|St. George maintains a robust liturgical life in which all are welcome and encouraged to participate. While special services appear throughout the course of the liturgical year, we have three distinct, beautiful, and theologically rich services every week.
Vespers – Saturdays at 5:00PM
The liturgical cycle begins with the evening prayer service, Vespers. The service is very solemn, and participants hear a mini-retelling of God’s Salvation in Jesus Christ in order to prepare them for participation in Christ’s very Body and Blood the following morning! The service begins with a psalm narrating God’s creation of the world and ends with the hymn proclaiming of Christ’s Resurrection from the dead. At once, Christians are exposed to the depth of their sin while also being provided with the solution: Jesus Christ, the Joyous Light! And it all happens in less than an hour!
Orthros – Sundays at 8:45AM
While Orthros is celebrated as a distinct service from the Divine Liturgy, it is served immediately before the Divine Liturgy on Sundays. The service is chocked full of deep theology surrounding Christ’s work on the Cross and His Resurrection from the dead; it introduces Christians to the deep beauty of some of the more specific feasts and fasts of Orthodox Christianity; and it tells the stories of God’s work in Christ and through His saints. In every Orthros service, a reading from one of the Gospels is read, illuminating a different aspect of Christ’s glorious and life-giving Resurrection. It is through the opening of the scriptures in the hymnography of the Church during Orthros that the hearts and minds of Christians are prepared to encounter the Crucified and Risen Lord in the Divine Liturgy.
The Divine Liturgy – Sundays at 10:00AM, immediately following Orthros
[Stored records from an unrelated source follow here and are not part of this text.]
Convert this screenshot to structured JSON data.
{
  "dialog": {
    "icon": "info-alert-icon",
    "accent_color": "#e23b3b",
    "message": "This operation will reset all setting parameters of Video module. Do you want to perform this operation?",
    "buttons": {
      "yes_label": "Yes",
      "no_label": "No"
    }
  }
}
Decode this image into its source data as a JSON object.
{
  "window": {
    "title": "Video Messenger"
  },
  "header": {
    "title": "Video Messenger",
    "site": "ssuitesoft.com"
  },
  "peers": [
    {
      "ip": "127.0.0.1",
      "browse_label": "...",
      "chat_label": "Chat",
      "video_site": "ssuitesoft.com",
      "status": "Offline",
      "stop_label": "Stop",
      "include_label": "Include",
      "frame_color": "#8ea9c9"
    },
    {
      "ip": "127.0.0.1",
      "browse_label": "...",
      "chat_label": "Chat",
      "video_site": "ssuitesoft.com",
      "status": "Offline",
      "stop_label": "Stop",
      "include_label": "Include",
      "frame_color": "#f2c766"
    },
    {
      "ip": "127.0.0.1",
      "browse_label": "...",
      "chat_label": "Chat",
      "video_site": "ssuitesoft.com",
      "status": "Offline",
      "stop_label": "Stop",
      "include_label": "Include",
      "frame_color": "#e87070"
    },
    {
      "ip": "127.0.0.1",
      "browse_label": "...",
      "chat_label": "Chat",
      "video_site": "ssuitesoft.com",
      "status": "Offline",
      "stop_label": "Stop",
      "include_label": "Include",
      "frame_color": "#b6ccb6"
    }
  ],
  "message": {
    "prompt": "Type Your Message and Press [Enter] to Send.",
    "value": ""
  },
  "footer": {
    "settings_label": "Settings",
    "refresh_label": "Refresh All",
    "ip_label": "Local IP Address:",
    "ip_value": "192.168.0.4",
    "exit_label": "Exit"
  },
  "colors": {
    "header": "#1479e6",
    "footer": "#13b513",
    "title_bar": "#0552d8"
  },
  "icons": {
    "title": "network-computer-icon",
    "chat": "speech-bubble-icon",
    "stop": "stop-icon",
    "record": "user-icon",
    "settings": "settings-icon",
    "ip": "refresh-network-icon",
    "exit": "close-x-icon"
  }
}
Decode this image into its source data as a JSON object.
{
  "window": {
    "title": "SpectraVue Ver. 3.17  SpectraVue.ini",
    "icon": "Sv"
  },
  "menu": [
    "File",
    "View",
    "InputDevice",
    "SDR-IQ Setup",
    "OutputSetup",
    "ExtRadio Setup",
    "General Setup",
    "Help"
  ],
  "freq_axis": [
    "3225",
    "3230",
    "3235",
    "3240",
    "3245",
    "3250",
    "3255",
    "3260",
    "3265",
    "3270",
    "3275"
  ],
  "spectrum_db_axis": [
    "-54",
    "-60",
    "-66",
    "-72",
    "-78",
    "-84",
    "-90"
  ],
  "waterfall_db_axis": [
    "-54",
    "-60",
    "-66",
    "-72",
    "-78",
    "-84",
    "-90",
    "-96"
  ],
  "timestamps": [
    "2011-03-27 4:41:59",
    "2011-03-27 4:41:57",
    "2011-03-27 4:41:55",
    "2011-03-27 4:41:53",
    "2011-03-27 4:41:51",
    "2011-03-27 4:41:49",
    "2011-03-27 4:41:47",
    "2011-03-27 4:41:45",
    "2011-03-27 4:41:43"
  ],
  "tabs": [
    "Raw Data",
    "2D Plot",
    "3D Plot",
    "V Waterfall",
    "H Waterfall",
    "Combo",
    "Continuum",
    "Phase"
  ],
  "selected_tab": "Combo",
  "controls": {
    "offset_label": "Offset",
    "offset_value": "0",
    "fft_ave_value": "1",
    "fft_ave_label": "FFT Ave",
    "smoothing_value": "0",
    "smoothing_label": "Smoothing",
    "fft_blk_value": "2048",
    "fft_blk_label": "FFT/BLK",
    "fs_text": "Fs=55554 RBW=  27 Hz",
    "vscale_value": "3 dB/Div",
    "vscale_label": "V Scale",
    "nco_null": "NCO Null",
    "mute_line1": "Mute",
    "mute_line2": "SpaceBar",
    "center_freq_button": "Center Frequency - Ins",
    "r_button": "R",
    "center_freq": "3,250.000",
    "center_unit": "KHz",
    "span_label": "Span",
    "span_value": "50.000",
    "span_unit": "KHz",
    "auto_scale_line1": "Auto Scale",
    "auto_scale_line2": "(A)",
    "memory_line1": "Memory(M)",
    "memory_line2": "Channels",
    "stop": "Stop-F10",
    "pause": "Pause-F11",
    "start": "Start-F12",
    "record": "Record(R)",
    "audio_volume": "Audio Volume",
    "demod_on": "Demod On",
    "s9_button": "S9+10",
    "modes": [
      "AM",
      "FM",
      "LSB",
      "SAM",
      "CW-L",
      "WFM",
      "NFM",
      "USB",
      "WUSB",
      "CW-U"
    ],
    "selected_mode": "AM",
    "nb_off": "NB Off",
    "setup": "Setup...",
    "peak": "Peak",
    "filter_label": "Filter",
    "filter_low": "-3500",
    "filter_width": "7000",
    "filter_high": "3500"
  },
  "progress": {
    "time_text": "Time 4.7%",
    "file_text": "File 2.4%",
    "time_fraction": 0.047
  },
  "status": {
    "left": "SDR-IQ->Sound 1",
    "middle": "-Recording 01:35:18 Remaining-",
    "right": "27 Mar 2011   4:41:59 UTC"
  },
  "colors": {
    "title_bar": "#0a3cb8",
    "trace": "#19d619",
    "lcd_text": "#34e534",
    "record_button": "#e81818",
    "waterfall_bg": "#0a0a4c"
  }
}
The Divine Liturgy is the very heart and lungs of the Church’s liturgical life. It is during the Liturgy that baptized Orthodox Christians are invited to participate in the Lord’s Supper, receiving Christ’s very own Body and Blood in the gifts of bread and wine. While the Eucharistic sacrament is only available to those baptized into the Orthodox Church, the service itself is open to any who wishes to attend. For Orthodox Christians, participating in the Divine Liturgy is not simply attending another service; it is not merely “going to church.” Rather, in the Divine Liturgy, the Church is more the Church than it is at any other time in the liturgical expression of Orthodox Christianity. It is participation in eternity; it is sitting at the Lord’s Table in the Lord’s Kingdom, dining with Him and worshipping with His saints. It is simultaneously the context in which the corporate Body of Christ offers praise to God while each person is met intimately by the God of the Universe in the very humble elements of food and drink.